Our super awesome pine cone friend from Carlee over at Life Smith. Willie fit in right away on our tree. What is it about receiving an ornament that stirs up the most basic of Christmas cheer? It doesn’t matter how sparkly, how festive, how stupid or beautiful the ornament is. I mean, even Charlie Brown understood the importance of an ornament. One single red ball. Cheers everyone right up.
Something tells me this will be a holiday none of us forget. And with all of the love and happiness and cheer, there will be a heaviness and anger that trail with it through the rest of our years. I don’t have an answer for fixing that.
But take a look at the ornaments on your tree. Or on the tree at Starbucks or the gym. And let them help you smile. Simple, raw smiles. Nostalgic smiles and excited smiles and remember all of those simple gifts.
And decorate, people. Brighten this world with lights. Find smiles behind ornaments. Hug your friends and family with garlands and ribbons and strings of cranberries and popcorn and paper chains and just, well, hug them. Even that little tree, that little wooden one, all it needed was a child’s blanket and that bright red ball. And all was right in the world. Charlie Brown got it. Just decorate.
… and bake for your work’s cookie swap. Just try not to eat them all in one night.
Three years ago we bought our first Christmas tree. It was our second Christmas in the house but we’d spent our first holiday mid-move in the depths of snow-mageddon. Buying a tree is sort of out of the question when you are knee deep in hardwood floor installations and furniture deliveries. So there we were. Buying our first tree.
Please don’t judge me for owning a fake tree. Ahem. Artificial. It sounds better. Believe me, I’ve judged myself enough for an entire lifetime. But it’s better for the environment. And it came pre-lit. And it just paid for itself this third go-round. I mean, a decent 8 foot Fraser Fur isn’t exactly cheep. Plus, Misha has asthma and is highly allergic to pine. So a plastic Christmas will be had.
We love our giant mass of pre-lit plastic. When she’s set up and glowing in the corner of the living room, everything seems right with the world. Even if just for one month.
So here she is, three years old. There’s a chunk of branches that we hid in the back that just don’t seem to want to light up. And she’s sagging a bit unlike she’s ever done before. But she’s still our tree. And we love her so.
Ok, Alex. Time to get off your new iphone and decorate that tree! (It’s called Falldown, and it’s a silly little game where you let a metal ball drop down a wooden maze, and he’s obsessed).
(ps not too shabby for amateur hour, manual mode, no flash, Christmas tree photography, huh? This girl’s starting to get the hang of it… s-t-a-r-t-i-n-g….)

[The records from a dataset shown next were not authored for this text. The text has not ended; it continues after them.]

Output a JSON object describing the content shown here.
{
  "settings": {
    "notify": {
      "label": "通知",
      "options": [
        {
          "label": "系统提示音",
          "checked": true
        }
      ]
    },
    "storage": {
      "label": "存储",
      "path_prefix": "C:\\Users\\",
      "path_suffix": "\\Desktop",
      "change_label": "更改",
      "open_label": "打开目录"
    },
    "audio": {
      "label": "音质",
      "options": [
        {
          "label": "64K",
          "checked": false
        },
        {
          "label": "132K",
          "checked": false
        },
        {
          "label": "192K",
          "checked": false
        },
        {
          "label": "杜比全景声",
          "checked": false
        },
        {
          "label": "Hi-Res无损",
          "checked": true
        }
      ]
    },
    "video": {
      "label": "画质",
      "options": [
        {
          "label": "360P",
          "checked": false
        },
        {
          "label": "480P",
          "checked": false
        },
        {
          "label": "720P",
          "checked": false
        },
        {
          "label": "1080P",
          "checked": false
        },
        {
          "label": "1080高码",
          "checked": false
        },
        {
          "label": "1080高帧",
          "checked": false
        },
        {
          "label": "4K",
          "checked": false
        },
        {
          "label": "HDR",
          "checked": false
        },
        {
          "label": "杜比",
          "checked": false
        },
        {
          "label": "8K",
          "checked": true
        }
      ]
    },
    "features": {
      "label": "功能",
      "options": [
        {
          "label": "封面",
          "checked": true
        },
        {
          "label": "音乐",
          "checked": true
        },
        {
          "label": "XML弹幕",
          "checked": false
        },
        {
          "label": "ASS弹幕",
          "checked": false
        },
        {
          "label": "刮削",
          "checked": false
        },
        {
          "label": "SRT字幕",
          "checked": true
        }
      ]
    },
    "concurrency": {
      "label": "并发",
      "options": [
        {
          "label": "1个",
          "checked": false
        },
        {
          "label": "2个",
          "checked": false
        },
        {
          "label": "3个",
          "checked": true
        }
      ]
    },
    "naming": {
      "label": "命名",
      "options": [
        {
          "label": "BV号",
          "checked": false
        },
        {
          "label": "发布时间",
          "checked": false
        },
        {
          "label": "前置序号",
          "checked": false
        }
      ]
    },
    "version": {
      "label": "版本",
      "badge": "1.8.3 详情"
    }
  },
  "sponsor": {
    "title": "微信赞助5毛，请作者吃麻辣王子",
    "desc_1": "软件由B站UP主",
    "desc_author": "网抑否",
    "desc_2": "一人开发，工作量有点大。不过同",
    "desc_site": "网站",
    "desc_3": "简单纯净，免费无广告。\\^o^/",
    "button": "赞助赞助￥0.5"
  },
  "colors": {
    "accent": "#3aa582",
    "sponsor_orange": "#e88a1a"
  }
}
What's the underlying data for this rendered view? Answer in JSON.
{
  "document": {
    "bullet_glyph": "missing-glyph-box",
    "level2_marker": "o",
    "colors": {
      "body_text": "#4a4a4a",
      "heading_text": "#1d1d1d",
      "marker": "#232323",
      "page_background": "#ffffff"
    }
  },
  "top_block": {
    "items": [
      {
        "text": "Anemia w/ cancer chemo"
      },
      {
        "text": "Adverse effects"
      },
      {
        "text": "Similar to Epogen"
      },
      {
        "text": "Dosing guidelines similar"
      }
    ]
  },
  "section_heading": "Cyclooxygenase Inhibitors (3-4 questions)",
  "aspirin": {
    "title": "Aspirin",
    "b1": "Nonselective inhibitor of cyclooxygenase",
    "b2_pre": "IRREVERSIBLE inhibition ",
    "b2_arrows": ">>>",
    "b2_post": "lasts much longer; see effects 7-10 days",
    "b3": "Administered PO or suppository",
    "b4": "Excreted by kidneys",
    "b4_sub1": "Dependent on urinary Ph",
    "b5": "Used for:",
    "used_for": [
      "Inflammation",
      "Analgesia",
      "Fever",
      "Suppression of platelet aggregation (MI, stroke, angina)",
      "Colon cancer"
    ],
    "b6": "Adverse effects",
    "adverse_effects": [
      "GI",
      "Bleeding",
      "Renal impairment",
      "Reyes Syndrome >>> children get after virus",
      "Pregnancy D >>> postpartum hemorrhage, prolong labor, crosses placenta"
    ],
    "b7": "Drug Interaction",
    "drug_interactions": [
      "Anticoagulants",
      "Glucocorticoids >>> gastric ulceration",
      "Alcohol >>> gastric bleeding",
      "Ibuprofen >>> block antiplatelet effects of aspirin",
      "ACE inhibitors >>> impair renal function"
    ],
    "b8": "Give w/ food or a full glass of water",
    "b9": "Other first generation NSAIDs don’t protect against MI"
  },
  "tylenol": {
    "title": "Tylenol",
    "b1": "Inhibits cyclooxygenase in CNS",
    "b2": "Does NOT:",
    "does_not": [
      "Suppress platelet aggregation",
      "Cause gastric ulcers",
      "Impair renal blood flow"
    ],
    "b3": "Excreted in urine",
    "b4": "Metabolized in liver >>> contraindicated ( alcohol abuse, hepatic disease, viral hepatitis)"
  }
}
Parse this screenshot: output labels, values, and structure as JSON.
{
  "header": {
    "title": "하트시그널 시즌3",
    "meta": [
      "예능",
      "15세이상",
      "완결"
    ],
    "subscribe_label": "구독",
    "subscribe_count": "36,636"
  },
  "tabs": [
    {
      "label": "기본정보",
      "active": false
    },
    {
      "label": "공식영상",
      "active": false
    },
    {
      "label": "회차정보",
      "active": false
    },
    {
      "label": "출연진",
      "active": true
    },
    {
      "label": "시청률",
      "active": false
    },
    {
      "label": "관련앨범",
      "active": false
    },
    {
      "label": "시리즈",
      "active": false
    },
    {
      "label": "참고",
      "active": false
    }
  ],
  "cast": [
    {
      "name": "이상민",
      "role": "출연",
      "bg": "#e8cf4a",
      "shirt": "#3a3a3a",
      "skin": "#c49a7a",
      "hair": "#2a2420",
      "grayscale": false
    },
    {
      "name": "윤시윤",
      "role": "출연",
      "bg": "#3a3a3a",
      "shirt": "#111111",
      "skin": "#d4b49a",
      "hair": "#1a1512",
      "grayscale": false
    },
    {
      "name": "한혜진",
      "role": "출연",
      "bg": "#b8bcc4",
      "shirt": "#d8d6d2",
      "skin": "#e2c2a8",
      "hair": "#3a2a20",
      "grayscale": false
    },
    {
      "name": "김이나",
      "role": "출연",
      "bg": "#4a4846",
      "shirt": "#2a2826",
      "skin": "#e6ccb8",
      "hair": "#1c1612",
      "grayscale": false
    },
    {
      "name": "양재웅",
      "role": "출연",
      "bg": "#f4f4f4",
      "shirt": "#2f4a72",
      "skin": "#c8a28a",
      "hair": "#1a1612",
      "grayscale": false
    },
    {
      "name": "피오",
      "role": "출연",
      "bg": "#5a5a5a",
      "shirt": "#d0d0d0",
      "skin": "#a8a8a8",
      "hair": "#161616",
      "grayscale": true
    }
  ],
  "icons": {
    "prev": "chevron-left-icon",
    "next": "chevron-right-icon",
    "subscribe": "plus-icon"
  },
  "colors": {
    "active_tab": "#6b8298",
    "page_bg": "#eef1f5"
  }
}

The air is thick with pine from the wreath hanging on the door. The amber light of the tree replaces any need (or desire) for turning on a lamp. Baci and Misha carefully taste test each and every branch they can reach from the ground. Gifts take their place wrapped with ties and bows under the tree. Do not open ‘til Christmas. Nutcrackers stand astute, guarding the television. The DVR is full (keyword: Christmas). Growing from the top of our shelves is a village- complete with a one room schoolhouse, a church and plenty of birch trees. The tiny little lights shine bright down on us. We have a little orphaned tree with a single red ball in our dining room. “I never thought it was such a bad little tree. It’s not bad at all, really. Maybe it just needs a little love,” Charlie Brown whispers to us.